What is the evidence for your claim? Also, what do you understand capitalism to be? What is the basis of that system? How is it reproduced?

Sleeper
Jan 24 2016 21:03

Capitalism is private ownership of the means of production by the ruling class, and exploitation and extraction of the surplus value created by the working class.

Now, again, do you care to explain your analysis of what's happening in China?

Fleur
Jan 24 2016 21:13

Sleeper:

Quote:
Now, again, do you care to explain your analysis of what's happening in China?

this ->

Quote:
Capitalism is private ownership of the means of production by the ruling class, and exploitation and extraction of the surplus value created by the working class.

Even if you take the view that the state owning and controlling the means of production is some kind of communism, in China only 30% of industry & service sectors of the economy is state owned and is a percentage which has been steadily declining.

http://blogs.worldbank.org/eastasiapacific/state-owned-enterprises-in-china-how-big-are-they

Khawaga
Jan 24 2016 21:29
Quote:
Now, again, do you care to explain your analysis of what's happening in China?

Capitalism is happening in China. It has been happening for quite some time now. At the moment there is an intensification of primitive accumulation in rural areas. In any case, I wouldn't call what you have offered an "analysis" but more of an empty claim based on jargon.

Sleeper
Jan 28 2016 02:54

Ok maybe we can create more of an analysis by putting a date on some events. When exactly do you consider China to have become capitalist?

Khawaga wrote:
Quote:
Now, again, do you care to explain your analysis of what's happening in China?

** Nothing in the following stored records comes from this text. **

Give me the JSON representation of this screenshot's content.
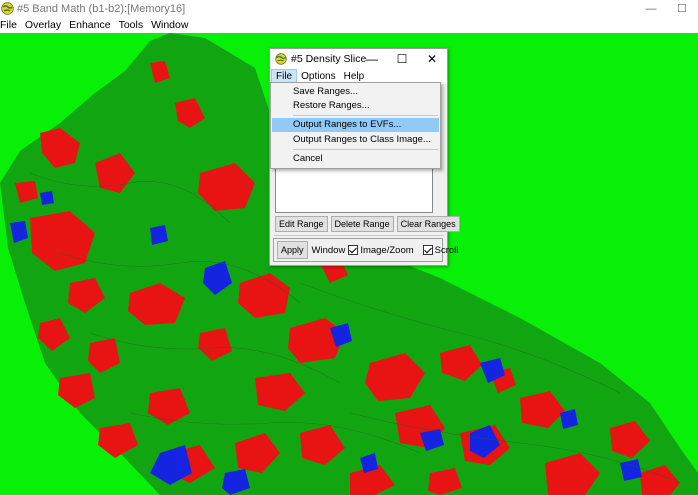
{
  "window": {
    "title": "#5 Band Math (b1-b2):[Memory16]",
    "minimize_glyph": "—",
    "maximize_glyph": "☐"
  },
  "menubar": {
    "items": [
      "File",
      "Overlay",
      "Enhance",
      "Tools",
      "Window"
    ]
  },
  "image": {
    "colors": {
      "background": "#08f008",
      "class_a": "#ee1111",
      "class_b": "#1020e0",
      "nodata": "#ffffff"
    }
  },
  "dialog": {
    "title": "#5 Density Slice",
    "minimize_glyph": "—",
    "maximize_glyph": "☐",
    "close_glyph": "✕",
    "menu": [
      "File",
      "Options",
      "Help"
    ],
    "active_menu": "File",
    "buttons": {
      "edit_range": "Edit Range",
      "delete_range": "Delete Range",
      "clear_ranges": "Clear Ranges",
      "apply": "Apply"
    },
    "window_label": "Window",
    "checkboxes": [
      {
        "label": "Image/Zoom",
        "checked": true
      },
      {
        "label": "Scroll",
        "checked": true
      }
    ]
  },
  "file_menu": {
    "items": [
      {
        "label": "Save Ranges..."
      },
      {
        "label": "Restore Ranges..."
      },
      {
        "label": "Output Ranges to EVFs...",
        "highlighted": true
      },
      {
        "label": "Output Ranges to Class Image..."
      },
      {
        "label": "Cancel"
      }
    ]
  }
}
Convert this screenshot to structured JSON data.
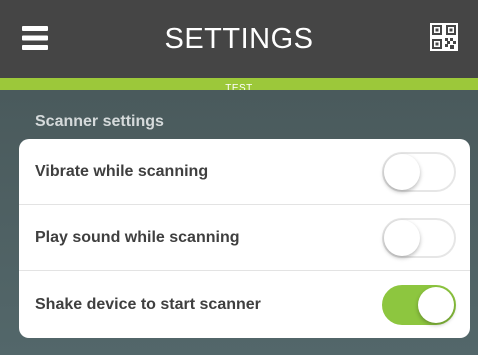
{
  "header": {
    "title": "SETTINGS",
    "menu_icon": "hamburger-menu-icon",
    "qr_icon": "qr-code-icon",
    "background": "#454545"
  },
  "environment": {
    "label": "TEST",
    "color": "#9cc83a"
  },
  "section": {
    "title": "Scanner settings"
  },
  "settings": [
    {
      "label": "Vibrate while scanning",
      "enabled": false
    },
    {
      "label": "Play sound while scanning",
      "enabled": false
    },
    {
      "label": "Shake device to start scanner",
      "enabled": true
    }
  ],
  "colors": {
    "toggle_on": "#8dc63f",
    "page_background": "#4c5c5e"
  }
}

Capitalism is happening in China. It has been happening for quite some time now. At the moment there is an intensification of primitive accumulation in rural areas. In any case, I wouldn't call what you have offered an "analysis" but more of an empty claim based on jargon.